Care needs assessments are designed to look at the entirety of an individual’s needs and determine what services and support are required to meet those needs.
Individuals and their representatives should be fully involved in the assessment process. Following any assessment of needs a detailed care and support plan will be produced. Any decisions you disagree with as a result of these assessments can be challenged.
Finance and benefits assessment
If an individual is deemed to have care needs, their local authority will carry out a detailed financial assessment. Most people are expected to pay something towards the cost of their care, using both their income and capital.
There are complex rules regarding income and capital including. This includes what counts towards income and capital and what can be disregarded. Professional advice can ensure any financial assessment is properly conducted.
How much will I have to pay towards my care?
If your capital is above £23,250 then you will have to pay all the fees of the care home until your savings and capital come down to this limit. It is important to remember that some assets are not included in
assessing your capital.
If your savings and capital are less than £23,250 but your weekly income is more than the local authority’s specified rate for care, with enough left over for the personal expenses allowance, then you will have to pay the full fees. If your capital is below £14,250 you will be entitled to maximum local authority support although you will still be required to contribute your income, less £24.90 per week which can be kept as personal expenses. You may also keep any pension savings. If
you are going into care, but your partner will continue to live in the home, then a financial allowance will be made for this.
If capital is between £14,250 and £23,250 you will be required to contribute £1 per week for every £250 of capital between these two figures. You will still have to contribute your income as set out above. Depending on your individual circumstances, your local authority has a number of discretions that they can apply.

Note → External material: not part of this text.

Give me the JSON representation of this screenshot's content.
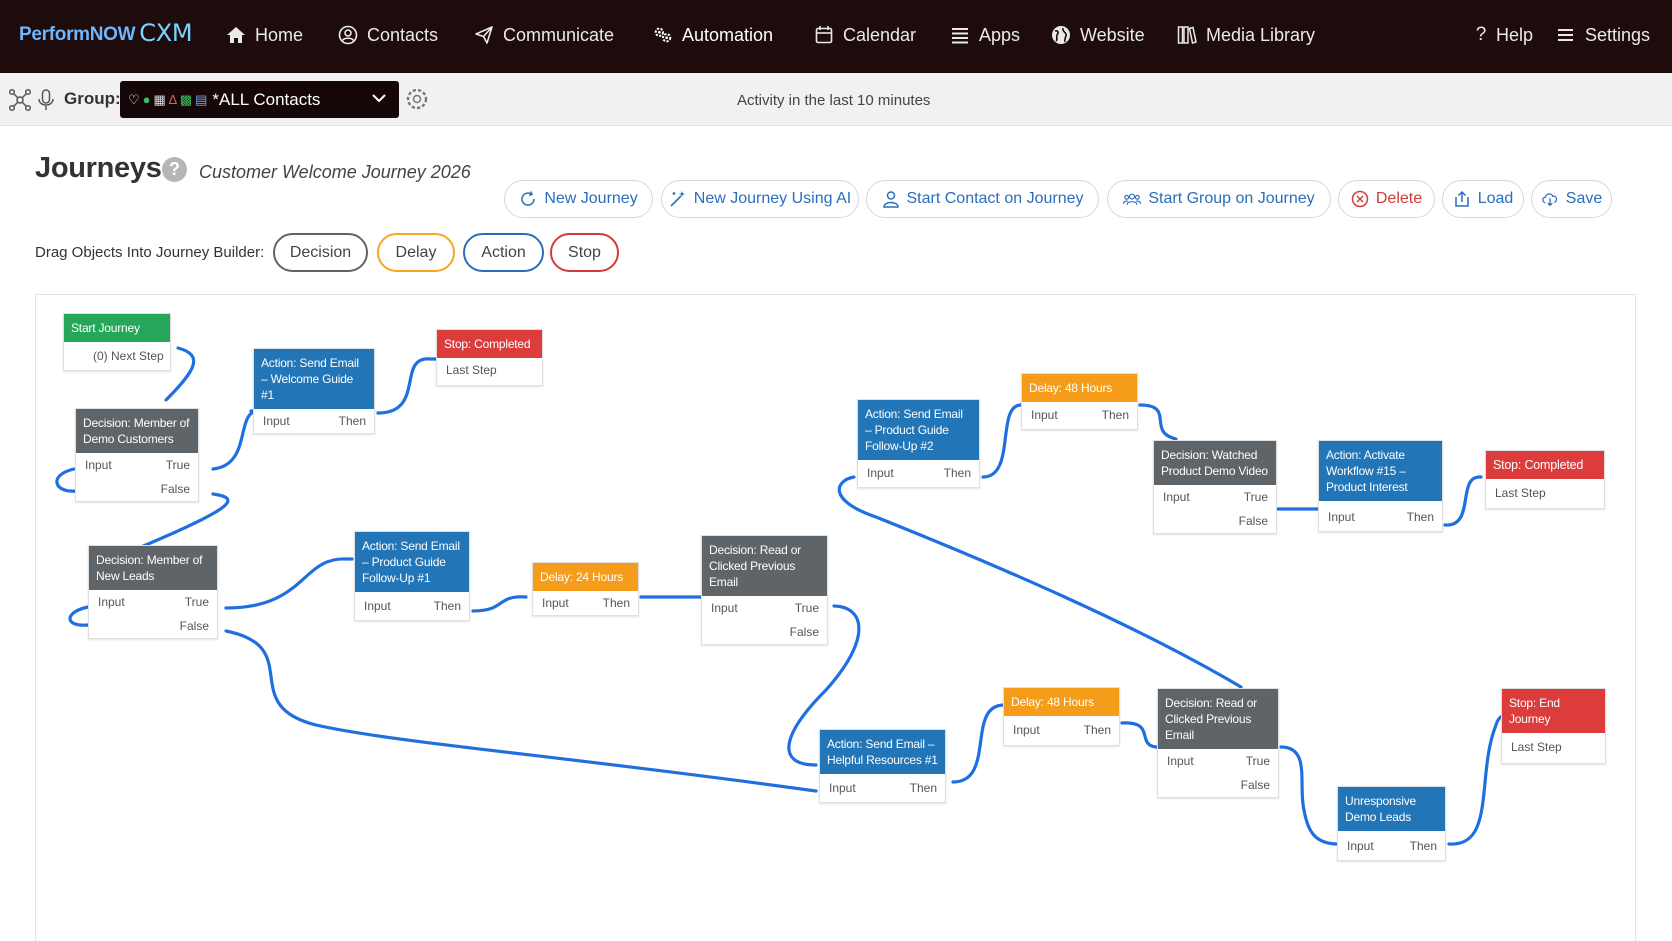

As certain savings and capital are not taken into account, it is essential to seek professional to ensure rules are properly applied.
Your spouse, civil partner or partner does not have to pay anything towards your care home fees. Your local authority does not have the right to request details of their income or savings; you are assessed purely as an individual.

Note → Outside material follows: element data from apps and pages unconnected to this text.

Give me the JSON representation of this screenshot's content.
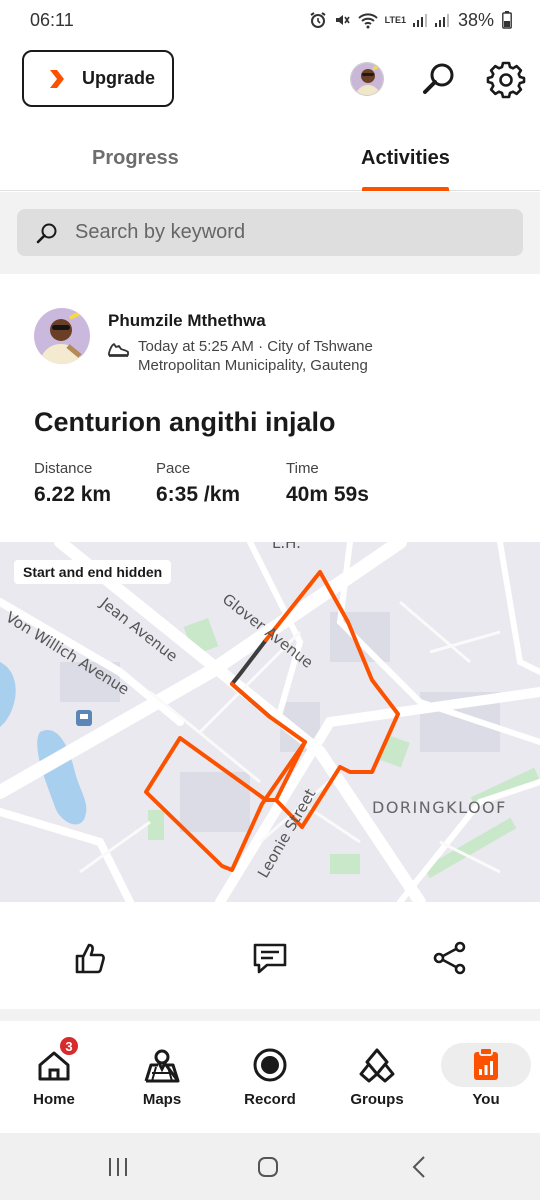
{
  "status_bar": {
    "time": "06:11",
    "battery": "38%",
    "network": "LTE1"
  },
  "top_bar": {
    "upgrade_label": "Upgrade",
    "icons": [
      "avatar",
      "search-icon",
      "settings-icon"
    ]
  },
  "tabs": [
    {
      "label": "Progress",
      "active": false
    },
    {
      "label": "Activities",
      "active": true
    }
  ],
  "search": {
    "placeholder": "Search by keyword"
  },
  "activity": {
    "athlete_name": "Phumzile Mthethwa",
    "meta": "Today at 5:25 AM · City of Tshwane Metropolitan Municipality, Gauteng",
    "title": "Centurion angithi injalo",
    "stats": [
      {
        "label": "Distance",
        "value": "6.22 km"
      },
      {
        "label": "Pace",
        "value": "6:35 /km"
      },
      {
        "label": "Time",
        "value": "40m 59s"
      }
    ],
    "map": {
      "badge": "Start and end hidden",
      "labels": {
        "glover": "Glover Avenue",
        "jean": "Jean Avenue",
        "von_willich": "Von Willich Avenue",
        "doringkloof": "DORINGKLOOF",
        "leonie": "Leonie Street",
        "lh": "L.H.",
        "edge": "ue"
      },
      "route_color": "#fc5200"
    }
  },
  "actions": [
    "like-icon",
    "comment-icon",
    "share-icon"
  ],
  "bottom_nav": [
    {
      "label": "Home",
      "badge": "3"
    },
    {
      "label": "Maps"
    },
    {
      "label": "Record"
    },
    {
      "label": "Groups"
    },
    {
      "label": "You",
      "active": true
    }
  ],
  "colors": {
    "accent": "#fc5200",
    "badge": "#d82c2c"
  }
}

You cannot give property away in order to avoid paying for care home costs. In these circumstances, if it is established that a gift (eg gifting your property to a family member) has been made then your local authority can consider this capital in any financial assessment it makes as if it were still yours. Your local authority can look back years and not just at recent transactions.
Deferred Payment Agreement
If you do not wish to or cannot sell your home in order to pay for care home fees, it is usually disregarded for the first 12 weeks. After that it is possible to enter into a Deferred Payment Agreement. This means your local authority will effectively take charge over your property in exchange for paying care fees. Your Local Authority will charge for making this arrangement and there will be ongoing fees and interest.
Each local authority has a specified rate they will pay per week towards care, this is usually around £500 per week and can be even lower. This is the maximum rate they will pay, including your contribution. For example, if your income is £200 per week the local authority will only pay £300 per week to bring you up to the limit.
The rate that your local authority should pay for your care home fees must be based on your assessed needs. Unless your local authority can offer a suitable home that meets your assessed needs at their specified rate, then they will be have to pay a higher amount to secure you a care home place. Despite paying a higher amount, they can’t ask you or your relatives for any top-up payments towards this.
If your local authority is contributing towards your care, but you would prefer a more expensive home, then your authority is not obliged to fund the more expensive place. You can of course choose the more expensive home, but only if you or someone else is willing to pay the extra cost.
NHS-funded nursing care
If your assessment confirms that you have some nursing needs and you are living in a nursing home, then the NHS will contribute towards the cost of your care. This is a set rate per week and is paid directly to the nursing home. This amount should be deducted from the cost of the care home fees payable.
NHS Continuing Healthcare
If you can demonstrate that the need for your care arises as a result of a primary health need then you may be entitled to fully funded NHS care, irrespective of your means.
Advice and support
The system for funding care home placements is complex. It is imperative to receive proper advice regarding the assessment process both in relation to your care needs and the financial assessment. This can ensure you don’t pay more than you should for the care you require.
In addition, support is often required regarding care home selection and top up payments. We have experience in these areas and can provide specialist advice on your own circumstances to ensure you are not being asked to contribute more than you should for your care.